"Vote for me, vote for God"
Since it so happens that searching for the presidential candidates in the upcoming Tunesian elections may bring you to this blog, let us do a poster on that very topic. Willis has of course been long ready, and so has Yahia Boulahia.
His poster has been waiting in a drawer for the opportunty since January 2012. In fact Yahia Boulahia was created as a character for that very purpose. So, without further ado:
"The vote that will open the doors of Paradise for you
Yahia Boulahia: From the light towards the dark"
- His sponsors are of the highest order.
|Photo: Imperial War Museum.|
Yahia is an Islamist without a doubting bone in his body. His face is full on and not a hint of a shadow to add layers to his personality. On the contrary the rays emanate from him in his certainty of embodying the light itself. And the rage, always the rage of the Islamist.

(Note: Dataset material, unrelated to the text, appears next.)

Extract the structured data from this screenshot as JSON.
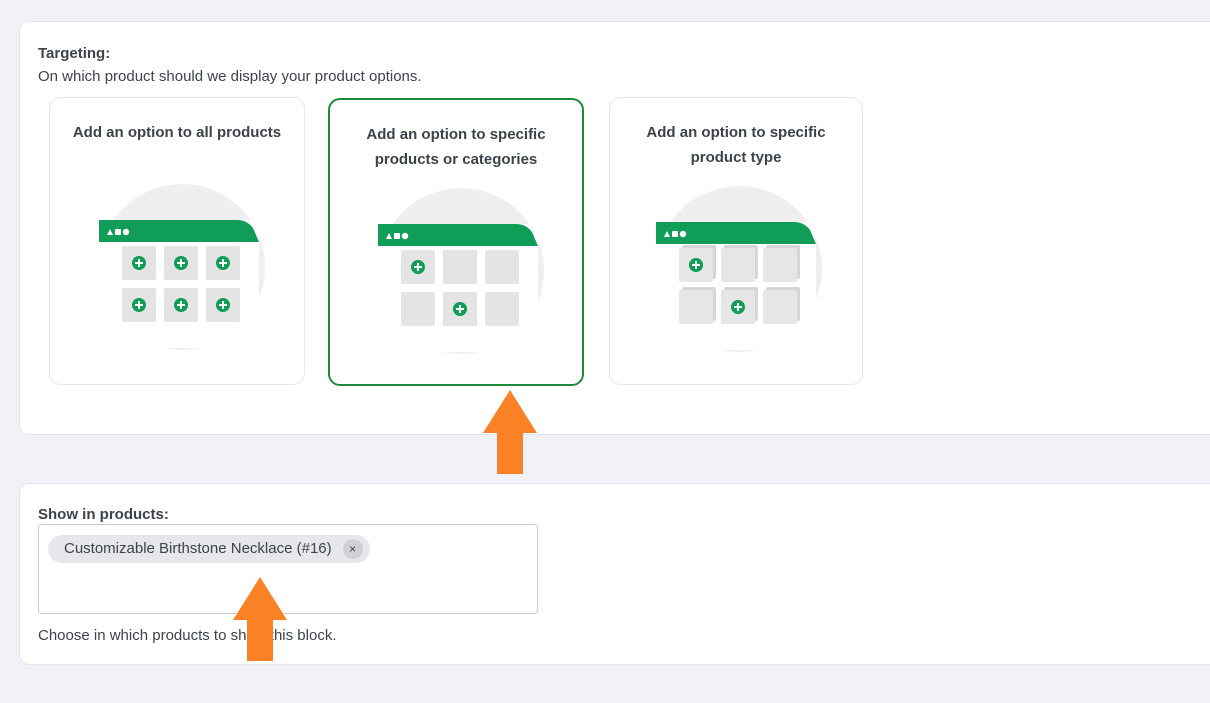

His only focus is to command us to do as he tells us. This is his usual way of addressing the world, but there is something about the poster which tends towards another famous one.

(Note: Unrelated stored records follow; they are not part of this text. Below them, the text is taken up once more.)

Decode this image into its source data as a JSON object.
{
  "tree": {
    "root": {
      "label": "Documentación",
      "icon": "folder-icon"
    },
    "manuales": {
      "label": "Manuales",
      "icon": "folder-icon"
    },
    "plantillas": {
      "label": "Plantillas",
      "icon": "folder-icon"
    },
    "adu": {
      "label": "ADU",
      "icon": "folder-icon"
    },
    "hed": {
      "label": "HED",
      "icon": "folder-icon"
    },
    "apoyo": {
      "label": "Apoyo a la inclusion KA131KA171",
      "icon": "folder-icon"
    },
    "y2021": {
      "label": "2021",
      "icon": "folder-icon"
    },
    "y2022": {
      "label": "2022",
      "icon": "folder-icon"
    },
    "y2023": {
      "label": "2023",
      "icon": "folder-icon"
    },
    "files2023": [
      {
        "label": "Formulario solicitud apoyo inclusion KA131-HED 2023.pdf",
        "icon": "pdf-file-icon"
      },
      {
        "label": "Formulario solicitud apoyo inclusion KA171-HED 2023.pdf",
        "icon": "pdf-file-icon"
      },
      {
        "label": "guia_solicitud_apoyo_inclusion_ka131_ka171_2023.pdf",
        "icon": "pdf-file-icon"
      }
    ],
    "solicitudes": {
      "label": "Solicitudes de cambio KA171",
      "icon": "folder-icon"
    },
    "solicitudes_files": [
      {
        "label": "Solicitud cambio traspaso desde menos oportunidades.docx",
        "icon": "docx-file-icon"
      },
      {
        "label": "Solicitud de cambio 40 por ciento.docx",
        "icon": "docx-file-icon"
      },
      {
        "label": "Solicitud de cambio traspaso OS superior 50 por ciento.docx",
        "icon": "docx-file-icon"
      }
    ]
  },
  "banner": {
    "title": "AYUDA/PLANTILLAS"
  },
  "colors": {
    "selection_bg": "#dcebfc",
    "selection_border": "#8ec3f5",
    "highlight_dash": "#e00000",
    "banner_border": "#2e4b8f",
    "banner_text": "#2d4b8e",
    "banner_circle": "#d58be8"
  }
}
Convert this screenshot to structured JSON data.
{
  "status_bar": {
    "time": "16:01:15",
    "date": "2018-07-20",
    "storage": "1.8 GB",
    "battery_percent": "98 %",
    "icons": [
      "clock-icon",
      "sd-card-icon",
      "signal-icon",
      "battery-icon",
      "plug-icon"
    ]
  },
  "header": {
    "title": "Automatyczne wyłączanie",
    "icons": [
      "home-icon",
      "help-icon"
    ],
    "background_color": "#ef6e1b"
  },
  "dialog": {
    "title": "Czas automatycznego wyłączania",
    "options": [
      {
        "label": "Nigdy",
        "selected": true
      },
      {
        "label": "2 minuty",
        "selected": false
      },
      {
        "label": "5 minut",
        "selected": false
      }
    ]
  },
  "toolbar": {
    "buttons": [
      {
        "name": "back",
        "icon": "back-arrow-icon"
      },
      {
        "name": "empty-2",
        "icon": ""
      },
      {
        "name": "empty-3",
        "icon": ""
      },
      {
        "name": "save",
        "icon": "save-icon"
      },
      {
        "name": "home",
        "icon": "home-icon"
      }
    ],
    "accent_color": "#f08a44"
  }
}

This one by Alfred Leete, first published on the cover of the magazine London Opinon on September 5, 1914. Featuring Kitchener the Secretary of State for War and copied ever since to a degree that it is invariably used derogatively today, when someone is speaking by way of command, pretending to make a moral appeal. Such as Yahia Boulahia.
The Leete-poster has an interesting angle to it right now, when seeing the two together. The thing is, only three copies of the Leete-poster are still in existence.
Was it really so widely distributed? Were we all tricked into believing that we have seen photos, actual proof of its existence? Two books with each their version of the question have been published within the past months and many will follow. Much of the debate is on the precision of data to be known, such as that the poster was not printed by the official propaganda machine for one, but a private undertaking. The unfolding of the arguments are worthy of a crime novel.
But the thing is: We can never know for certain. We were not there ourselves and if we were, chance had it that we might have been too little observant or made too much of what we saw.
The debate takes up the ever-interesting question on the impact of the image. I remember reading how the poster had worked itself sufficiently under the skin of the volunteer George Coppard, who marched past Kitchener in February 1915 and realized that the latter was "nothing like the dark handsome posters of him which were displayed all over the country". So, it was out there... And maybe the debate is first and foremost an indication that we have yet to get to grips analytically with the life of art on paper.
For one thing there was paper everywhere back then. Those were the days where the cartoonists were living the wet dream of their art running to and fro with rolls of papers under one arm (as Valdemar was known to do in Copenhagen). They worked for all the publishing houses, advertising companies, news papers, magazines and the printers' shops. Each of the companies launched more than the one product, producing cards, leaflets, pamphlets and we could go on. The one piece of paper was cheap in costs and may have vanished as soon as it was produced, but they kept coming and the advertisers and cartoonists working in unison kept experimenting with a talent for perceiving what would work.
So can a poster make a difference? Has a poster indeed any such power to catapult a measly Islamist into power to bring his country into peril?
|Yahia Boulahia, September 23, 2014.|
He himself is as always of no doubt. The dreamy and yet determined outlook of Shepard Fairey's Obama poster has been transformed into a full-frontal menacing answer. Now in total darkness.
The posters shown are courtesy of Yahia Boulahia and his cartoonist and must not be reproduced without their permission.